- Professor Chris Chapman, Policy Scotland Director, sitting on the Scottish Government’s coronavirus advisory group on education and children’s issues.
- Working collaboratively with many agencies in Glasgow, including Glasgow City Council, the Glasgow Economic Recovery Group, and the Social Recovery Taskforce.
- Providing evidence to UK and Scottish parliamentary committees in relation to the impact of COVID on economic and welfare issues.
We’ve continued our public engagement focus through high profile and well-attended events including:
- ESRC Festival of Social Science: Radical Policy Rethinking after COVID-19
- A Conversation with Hilary Benn MP, Chair of the Committee on the Future Relationship with the European Union in the House of Commons, on Brexit and what it means for Britain’s future.
- Scotland in a post-Brexit and post-pandemic world – Public lecture and Q&A with Michael Russell MSP, Scottish Government Cabinet Secretary for the Constitution, Europe and External Affairs
“Policy Scotland has made a particularly strong contribution to public policy thinking. The circumstances of the year, dominated for governments around the world by the coronavirus crisis and its economic and social consequences, have given greater impact than ever to Policy Scotland’s core approach of using contemporary policy relevance as a key criterion for setting priorities within its broader mission of enhancing the quality of public policy by improving the way in which the outputs of current academic research and analysis is fed into public policy debate, including the policy work of governments.
The similarities in the public policy challenges created by the coronavirus crisis across many countries has enabled Policy Scotland to broaden engagement to include discussions engaging senior figures in Australia and Canada as well as across the UK and within Scotland. This has been in addition to continuing close engagement with governments within Scotland, at both central and local level, on education policy and on the future economic performance of both Scotland as a whole and of cities and their surrounding areas.”Sir John Elvidge, Chair of the Policy Scotland Governance Board
2021: Focus on fair and sustainable recovery
Policy Scotland will continue to analyse the impact of COVID-19 and contribute to policy conversations on how to move forward to a create a more equal and inclusive Scotland.

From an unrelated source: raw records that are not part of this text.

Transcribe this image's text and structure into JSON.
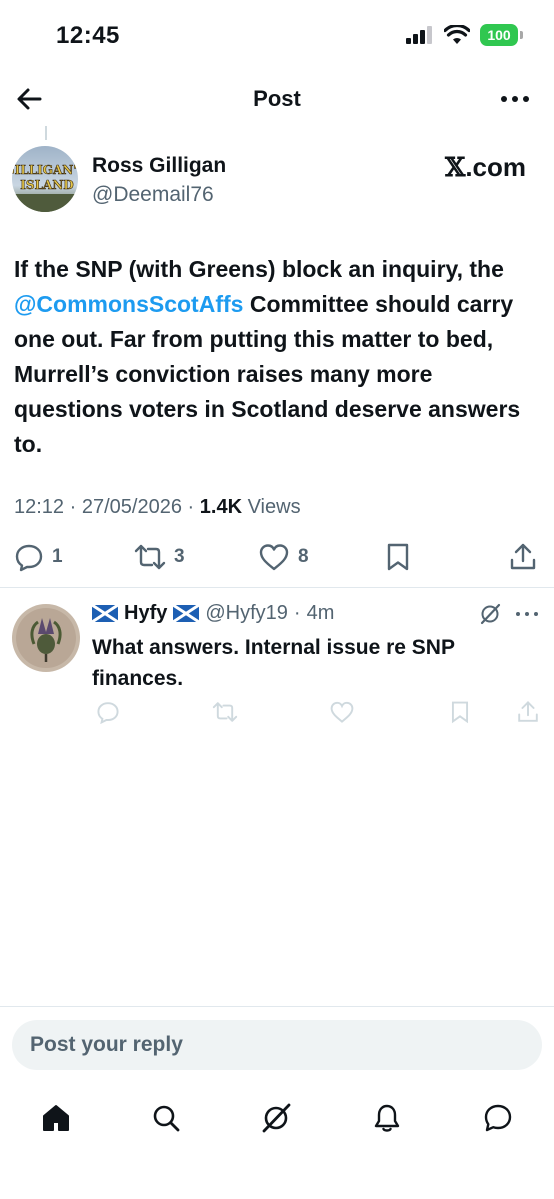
{
  "status_bar": {
    "time": "12:45",
    "battery": "100",
    "battery_color": "#30c750"
  },
  "nav": {
    "title": "Post",
    "back_icon": "arrow-left-icon",
    "more_icon": "more-horizontal-icon"
  },
  "post": {
    "author_name": "Ross Gilligan",
    "author_handle": "@Deemail76",
    "avatar_text_top": "GILLIGAN'S",
    "avatar_text_bottom": "ISLAND",
    "source_label_x": "𝕏",
    "source_label_rest": ".com",
    "body_before": "If the SNP (with Greens) block an inquiry, the ",
    "mention": "@CommonsScotAffs",
    "body_after": " Committee should carry one out.  Far from putting this matter to bed, Murrell’s conviction raises many more questions voters in Scotland deserve answers to.",
    "time": "12:12",
    "date": "27/05/2026",
    "separator": "·",
    "views_count": "1.4K",
    "views_label": "Views",
    "replies": "1",
    "reposts": "3",
    "likes": "8"
  },
  "reply": {
    "name": "Hyfy",
    "handle": "@Hyfy19",
    "separator": "·",
    "time": "4m",
    "text": "What answers. Internal issue re SNP finances."
  },
  "composer": {
    "placeholder": "Post your reply"
  },
  "colors": {
    "accent": "#1d9bf0",
    "secondary_text": "#536471",
    "primary_text": "#0f1419"
  }
}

Sir John Elvidge said: “Looking to the future, these extensions of the close, policy-influencing relationships which Policy Scotland has generated and participated in as key contributors, create a broader basis for demonstrating the value of integrating the expertise of both the academic and government professional communities. The clear likelihood that the process of economic and social recovery from the coronavirus crisis, as well as the need to integrate into that longer running public policy concerns about reducing inequalities and achieving sustainability, will involve common challenges for governments in various parts of the world suggests that the breadth of engagement established by Policy Scotland will enable it to generate an even greater contribution to the quality of public policy in this overriding priority for governments in the years immediately ahead.”

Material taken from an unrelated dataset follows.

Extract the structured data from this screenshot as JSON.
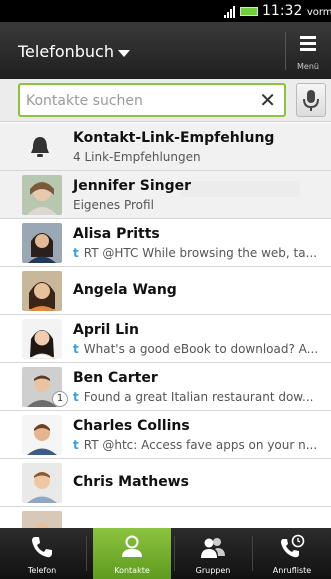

We’ll be building on a recent collaborative project with the David Hume Institute on the question of ‘place’ in public policy and we’ll continue to work closely with Glasgow City Council, the Glasgow Economic Recovery Group and the Social Recovery Taskforce to support the city’s economic and social recovery.

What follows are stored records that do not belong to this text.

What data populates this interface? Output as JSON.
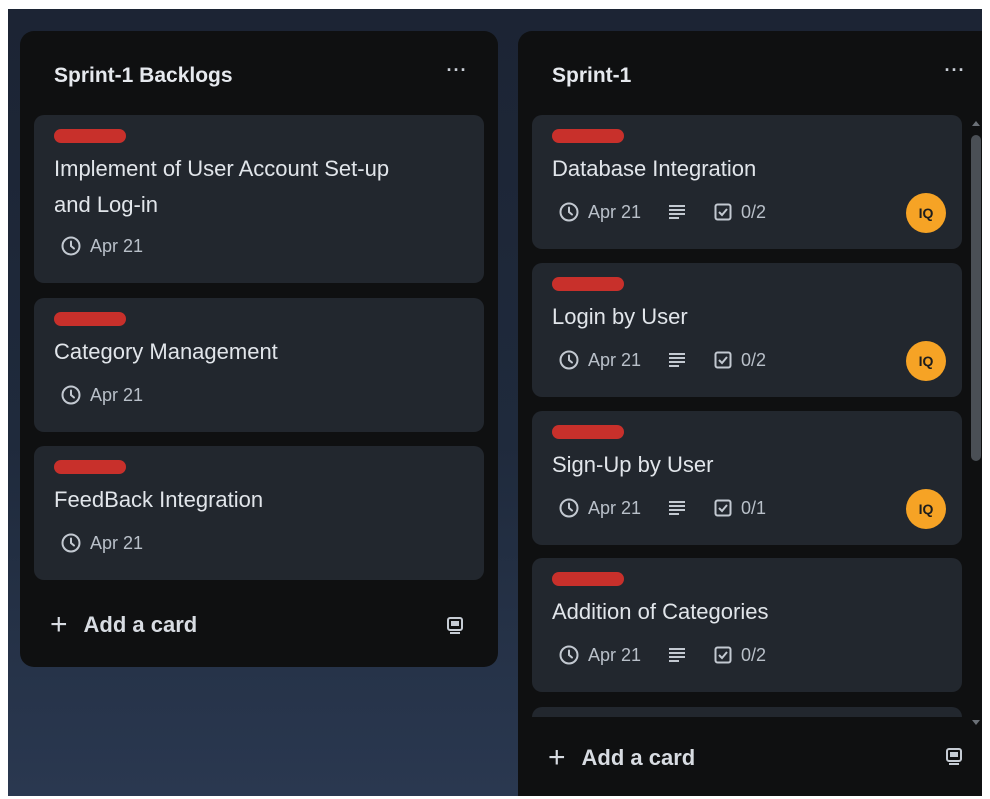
{
  "lists": [
    {
      "title": "Sprint-1 Backlogs",
      "more_label": "···",
      "add_card_label": "Add a card",
      "cards": [
        {
          "title_line1": "Implement of User Account Set-up",
          "title_line2": "and Log-in",
          "date": "Apr 21"
        },
        {
          "title": "Category Management",
          "date": "Apr 21"
        },
        {
          "title": "FeedBack Integration",
          "date": "Apr 21"
        }
      ]
    },
    {
      "title": "Sprint-1",
      "more_label": "···",
      "add_card_label": "Add a card",
      "cards": [
        {
          "title": "Database Integration",
          "date": "Apr 21",
          "checklist": "0/2",
          "avatar": "IQ"
        },
        {
          "title": "Login by User",
          "date": "Apr 21",
          "checklist": "0/2",
          "avatar": "IQ"
        },
        {
          "title": "Sign-Up by User",
          "date": "Apr 21",
          "checklist": "0/1",
          "avatar": "IQ"
        },
        {
          "title": "Addition of Categories",
          "date": "Apr 21",
          "checklist": "0/2"
        }
      ]
    }
  ],
  "colors": {
    "label": "#c8302b",
    "avatar": "#f6a325",
    "list_bg": "#0f1011",
    "card_bg": "#22272e"
  },
  "icons": {
    "due_date": "clock-icon",
    "description": "description-lines-icon",
    "checklist": "checklist-icon",
    "add": "plus-icon",
    "template": "card-template-icon",
    "menu": "more-options-icon"
  }
}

Developing a just transition to carbon neutrality/net zero targets will be a huge issue in 2021 as Glasgow prepares to host the global climate change conference COP26. We’re proud to be part of the Green Recovery Dialogues, working with the Centre for Sustainable Solutions and Glasgow City Council, to explore pratical solutions to generate a just and sustainable recovery from COVID-19 for Glasgow and work to achieve carbon neutrality/net zero targets for 2030 for the city and the University.
These are just a few examples of the projects we’ve been working on this year, and which will underpin our plans for next year. If you’d like to have a chat about a potential collaboration in 2021, we’d love to hear from you.